I’m from Los Angeles originally, but training at Carnegie Mellon was a really great experience. I performed in Philly at a press event at one of the local theaters, but this is the first time that I’m doing a full show. Read more »
Isabel Leonard and Jarrett Ott in Cold Mountain.
Most of the characters in Jennifer Higdon‘s first opera want to return to the literal Cold Mountain. However, at the end of the nearly three-hour show, which had its East Coast premiere with Opera Philadelphia on Friday evening, you’re left to wonder why.
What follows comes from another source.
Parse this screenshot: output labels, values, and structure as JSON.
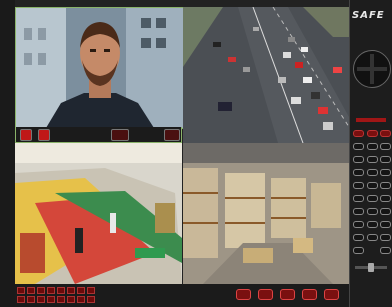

There’s no doubt that this operatic adaptation of the classic novel-turned-film sparks some sparks with a fabulous cast, but the overall pacing of the production makes you feel like you’ve been physically fighting in the drawn-out American Civil War depicted in the opera.
Part of that may very well have to do with the scope of narrative that’s trying to be covered here, told through a series of interconnected scenes and flashbacks. It’s almost too much: Gene Scheer‘s libretto is heavy and often times puts unneeded weight on both the action and the singers. The first act of Cold Mountain suffers tremendously from this, as the one huge stationary set piece (which eerily looks like the barricades from Les Miserables) doesn’t allow for the action to move beyond a small playing area.
Higdon’s score, while complex, layered, and interesting, often fell victim on Friday night to conductor Corrado Rovaris. The orchestra severely overpowered the singers, especially in act one, and there were multiple times when the top-notch performers could hardly be heard over the pit. Read more »